The chord voice of manual chord and accompaniment can be switched between 4 OBS preset sounds. "1" is an e-piano sound with low Hammond organ timbre. "2" is a plain organ timbre that resembles a very dull reed organ or wooden pipe organ rank. After key release the tone stops immediately with a dull popping noise, which reminds to valve noise of a wind operated key instrument. "3" resembles an accordion with slow attack and short sustain; the timbre is a little harsh and thin and may be also a metal fiddle or the like. "4" resembles a dull banjo with not really percussive attack. The automatic accompaniments (with rhythm) contain additionally a monophonic e-bass voice. Switching the chord preset sound or pressing accompaniment volume buttons does not affect held chord notes. The automatic accompaniments employ the same archaic pattern style like DL-2300 (monophonic bass + chopped chord voice), but by the different waveforms they don't sound analogue here. Unfortunately there is no separate rhythm volume control, but you can program a blank user pattern if you only want the accompaniment. Unlike DL-2300, switching rhythms re- starts the pattern immediately, and the fill-in here mutes the accompaniment.
A very bizarre bug makes the (anyway primitive) sequencer unusable; when alternating notes in different octaves are recorded, some of the notes (typically those of higher octaves) are skipped; although they sound correctly during record, they are missing during playback.
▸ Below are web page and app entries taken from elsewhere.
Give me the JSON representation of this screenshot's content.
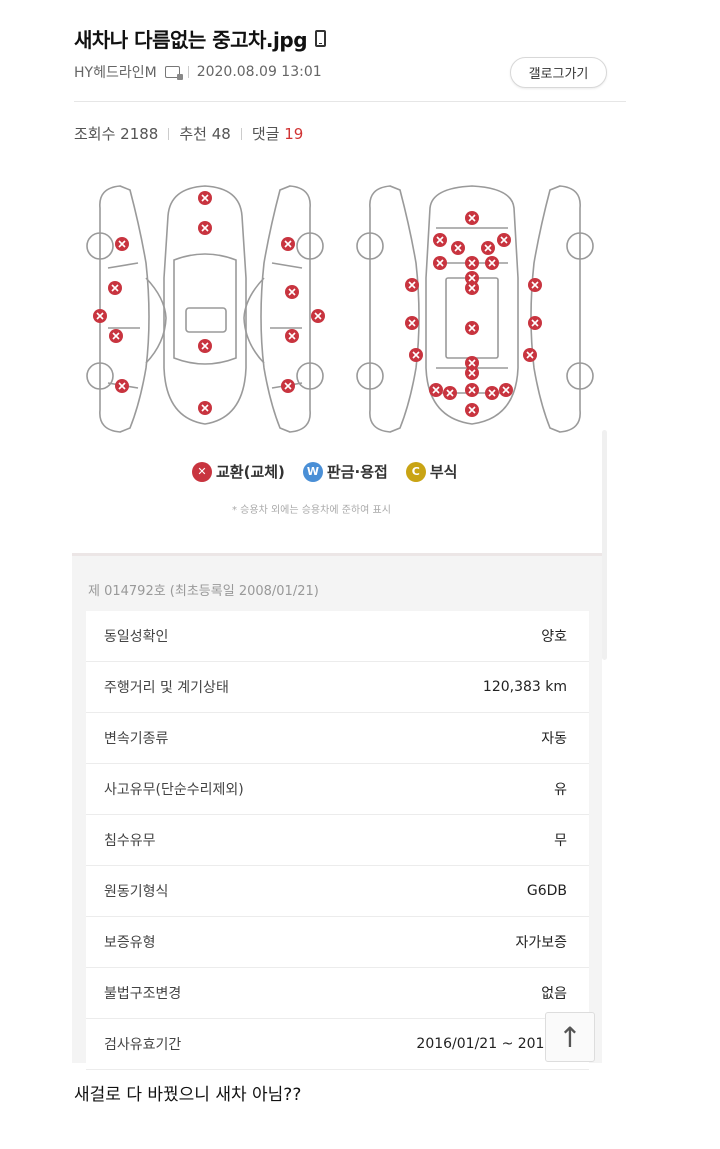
{
  "post": {
    "title": "새차나 다름없는 중고차.jpg",
    "author": "HY헤드라인M",
    "datetime": "2020.08.09 13:01",
    "gallery_button": "갤로그가기",
    "views_label": "조회수 2188",
    "recommend_label": "추천 48",
    "comments_label": "댓글",
    "comments_count": "19"
  },
  "diagram": {
    "legend": [
      {
        "symbol": "✕",
        "label": "교환(교체)",
        "color": "#c8343f"
      },
      {
        "symbol": "W",
        "label": "판금·용접",
        "color": "#4a8fd6"
      },
      {
        "symbol": "C",
        "label": "부식",
        "color": "#c9a414"
      }
    ],
    "note": "* 승용차 외에는 승용차에 준하여 표시",
    "marker_color": "#c8343f"
  },
  "inspection": {
    "registration": "제 014792호 (최초등록일 2008/01/21)",
    "rows": [
      {
        "label": "동일성확인",
        "value": "양호"
      },
      {
        "label": "주행거리 및 계기상태",
        "value": "120,383 km"
      },
      {
        "label": "변속기종류",
        "value": "자동"
      },
      {
        "label": "사고유무(단순수리제외)",
        "value": "유"
      },
      {
        "label": "침수유무",
        "value": "무"
      },
      {
        "label": "원동기형식",
        "value": "G6DB"
      },
      {
        "label": "보증유형",
        "value": "자가보증"
      },
      {
        "label": "불법구조변경",
        "value": "없음"
      },
      {
        "label": "검사유효기간",
        "value": "2016/01/21 ~ 2018/0"
      }
    ],
    "top_button": "↑"
  },
  "caption": "새걸로 다 바꿨으니 새차 아님??"
}
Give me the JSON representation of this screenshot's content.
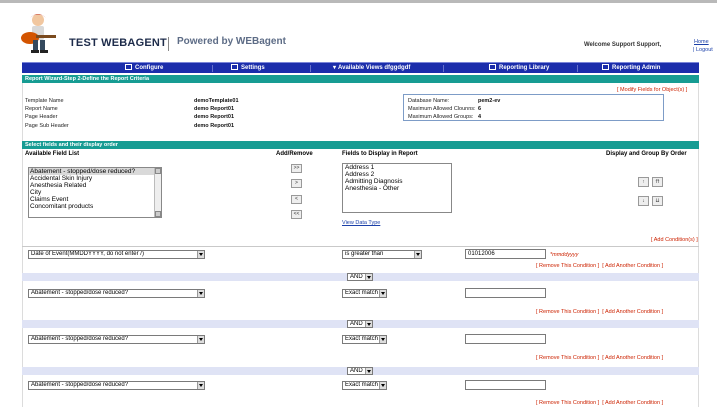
{
  "header": {
    "app_title": "TEST WEBAGENT",
    "powered_by": "Powered by WEBagent",
    "welcome": "Welcome Support Support,",
    "home_link": "Home",
    "logout_link": "| Logout"
  },
  "nav": {
    "items": [
      "Configure",
      "Settings",
      "Available Views dfggdgdf",
      "Reporting Library",
      "Reporting Admin"
    ]
  },
  "step": {
    "title": "Report Wizard-Step 2-Define the Report Criteria",
    "modify_link": "[ Modify Fields for Object(s) ]"
  },
  "report_info": {
    "template_name_label": "Template Name",
    "template_name_value": "demoTemplate01",
    "report_name_label": "Report Name",
    "report_name_value": "demo Report01",
    "page_header_label": "Page Header",
    "page_header_value": "demo Report01",
    "page_sub_header_label": "Page Sub Header",
    "page_sub_header_value": "demo Report01"
  },
  "db_info": {
    "database_label": "Database Name:",
    "database_value": "pem2-ev",
    "max_columns_label": "Maximum Allowed Clounns:",
    "max_columns_value": "6",
    "max_groups_label": "Maximum Allowed Groups:",
    "max_groups_value": "4"
  },
  "fields": {
    "section_title": "Select fields and their display order",
    "available_label": "Available Field List",
    "add_remove_label": "Add/Remove",
    "display_label": "Fields to Display in Report",
    "order_label": "Display and Group By Order",
    "available_items": [
      "Abatement - stopped/dose reduced?",
      "Accidental Skin Injury",
      "Anesthesia Related",
      "City",
      "Claims Event",
      "Concomitant products"
    ],
    "display_items": [
      "Address 1",
      "Address 2",
      "Admitting Diagnosis",
      "Anesthesia - Other"
    ],
    "add_remove_buttons": [
      ">>",
      ">",
      "<",
      "<<"
    ],
    "view_data_type": "View Data Type"
  },
  "conditions": {
    "add_condition_link": "[ Add Condition(s) ]",
    "date_hint": "*mmddyyyy",
    "remove_link": "[ Remove This Condition ]",
    "add_another_link": "[ Add Another Condition ]",
    "and_label": "AND",
    "rows": [
      {
        "field": "Date of Event(MMDDYYYY, do not enter /)",
        "operator": "is greater than",
        "value": "01012006"
      },
      {
        "field": "Abatement - stopped/dose reduced?",
        "operator": "Exact match",
        "value": ""
      },
      {
        "field": "Abatement - stopped/dose reduced?",
        "operator": "Exact match",
        "value": ""
      },
      {
        "field": "Abatement - stopped/dose reduced?",
        "operator": "Exact match",
        "value": ""
      }
    ]
  },
  "colors": {
    "nav_bar": "#1b2dab",
    "section_bar": "#179c93",
    "link": "#1a3fa8",
    "red_link": "#cc2200",
    "and_band": "#dfe3f5"
  }
}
The sequencer was apparently intended to record even polyphonic, because when you play only within one octave, it records indeed the beginning of additional polyphonic notes, but (unlike the 1st voice) during playback their length becomes always the shortest possible value.
The demo melodies are fairly short and employ a monophonic main voice with standard accompaniment. (I have no manual, but identified them by eBay photos of the technically identical JT-2028.)
The 10 demo melodies are:
An YM-2100 version with slightly different case shape was released as
"JT-2028 - Lucury Computed Electronic Keyboard" (edgier control
panel shape, more systematically sorted sound & rhythm list, omitted
"timbre/ rhythm" button ( = wired parallel to "perc/ animal"?), seen on
the strange misspelled name strongly hints to the manufacturer
Xin Toys (see JX-20165).
A direct predecessor of the YM-2100 hardware class was likely the Miles
MLS-4900A; a successor was likely the Yongmei
DL-2300. A YM-2100 in a cyan DL-2300 case (black control panel
with same sound list layout) was released as Yongmei YM-2300 (seen
on Yongmei site). Likely a midsize
YM-2100 version was released as Super Sound Brand - SBS EK-906 (case
like Superb Sound EK-905,
seen on eBay). Another quite professional My
Music Center successor was the Elta-
EK-491 (49 midsize keys with even a simple synthesizer and MIDI-
|removal of these screws voids warranty...|